Does Groupon save?
The critically assailed Heigl movie either met so-so expecatations or outdid them with an estimated $11.8 million Friday-Sunday gross.
Tickets for the crime comedy were offered via Groupon for $6 a pop, a 60 percent discount in some cities.
In the end, One for the Money managed a per-screen average that was stronger than all the movies in the Top 10, save Liam Neeson's chart-topping The Grey.
Lionsgate exec David Spitz rejected the notion that the grosses for his studio's film were inflated. Only 11 percent of the surveyed opening-weekend audience, many of them infrequent moviegoers, he said, snapped up the Groupon deal.

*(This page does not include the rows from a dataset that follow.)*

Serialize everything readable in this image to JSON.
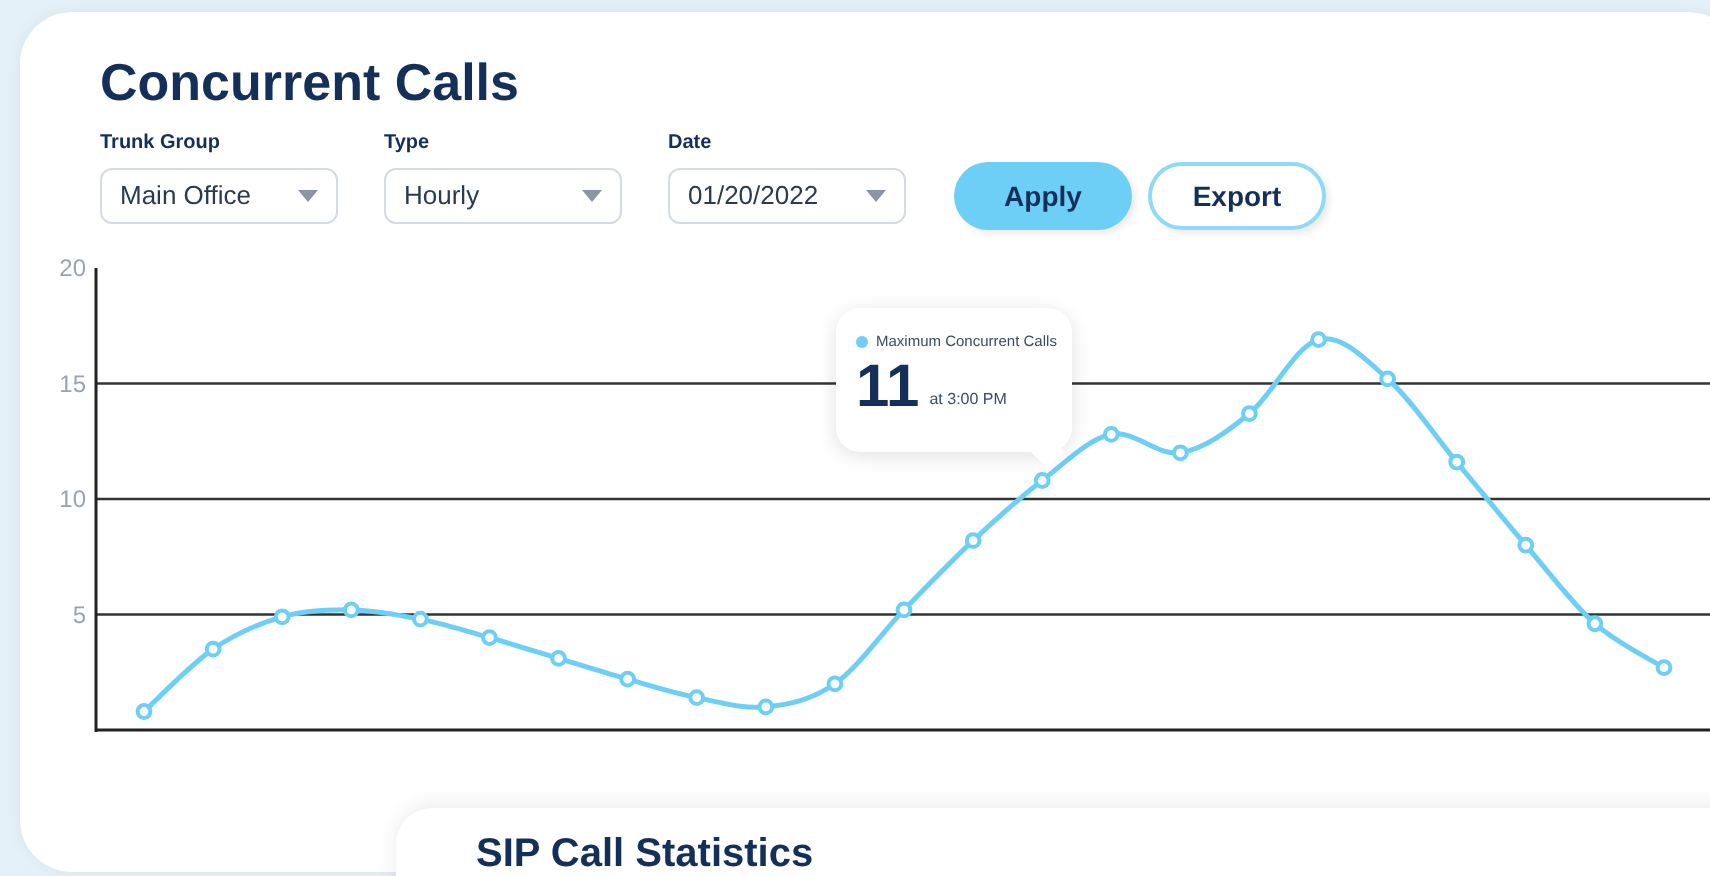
{
  "title": "Concurrent Calls",
  "filters": [
    {
      "label": "Trunk Group",
      "value": "Main Office"
    },
    {
      "label": "Type",
      "value": "Hourly"
    },
    {
      "label": "Date",
      "value": "01/20/2022"
    }
  ],
  "buttons": [
    {
      "label": "Apply",
      "kind": "primary"
    },
    {
      "label": "Export",
      "kind": "secondary"
    }
  ],
  "chart": {
    "chart_data": {
      "type": "line",
      "ylim": [
        0,
        20
      ],
      "yticks": [
        5,
        10,
        15,
        20
      ],
      "grid": true,
      "series": [
        {
          "name": "Maximum Concurrent Calls",
          "color": "#6dcff6",
          "marker": true,
          "values": [
            0.8,
            3.5,
            4.9,
            5.2,
            4.8,
            4.0,
            3.1,
            2.2,
            1.4,
            1.0,
            2.0,
            5.2,
            8.2,
            10.8,
            12.8,
            12.0,
            13.7,
            16.9,
            15.2,
            11.6,
            8.0,
            4.6,
            2.7
          ]
        }
      ]
    },
    "tooltip": {
      "value": "11",
      "time": "at 3:00 PM"
    }
  },
  "next_card": {
    "title": "SIP Call Statistics"
  }
}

"These are people who wouldn't have gone to see the film," Spitz said today.
This is the second time Lionsgate has gone the Groupon route. The first was for Matthew McConaughey's The Lincoln Lawyer, which posted a fourth-place, $13.2 million debut last March.
It's doubtful One for the Money's performance will raise Heigl's under-attack box-office stock. The movie is her lowest-grossing wide-release since before she became a breakout star in Knocked Up.
Elsewhere, Sam Worthington's Man on a Ledge, which had no net, and no Groupon offer (but, yes, a similar, two-tickets-for-$12 deal through another online coupon service), went splat, opening in fifth place with $8.3 million.
The Grey, meanwhile, was another of Neeson's now-nearly annual winter action hits, with its $20 million opening in the neighborhood of Unknown's and Taken's.
The Oscar bounce didn't exist for any of the top nominees, outside of George Clooney's The Descendants, which bulked up on more than 2,000 screens, and returned to the Top 10.
Non-Best Picture nominee The Girl With the Dragon Tattoo fell from the rankings after a five-week stay. Its domestic total is currently just shy of $100 million.
Here's the rundown of the weekend's top movies, as compiled from the studios' Friday-Sunday domestic estimates and BoxOffice.com stats: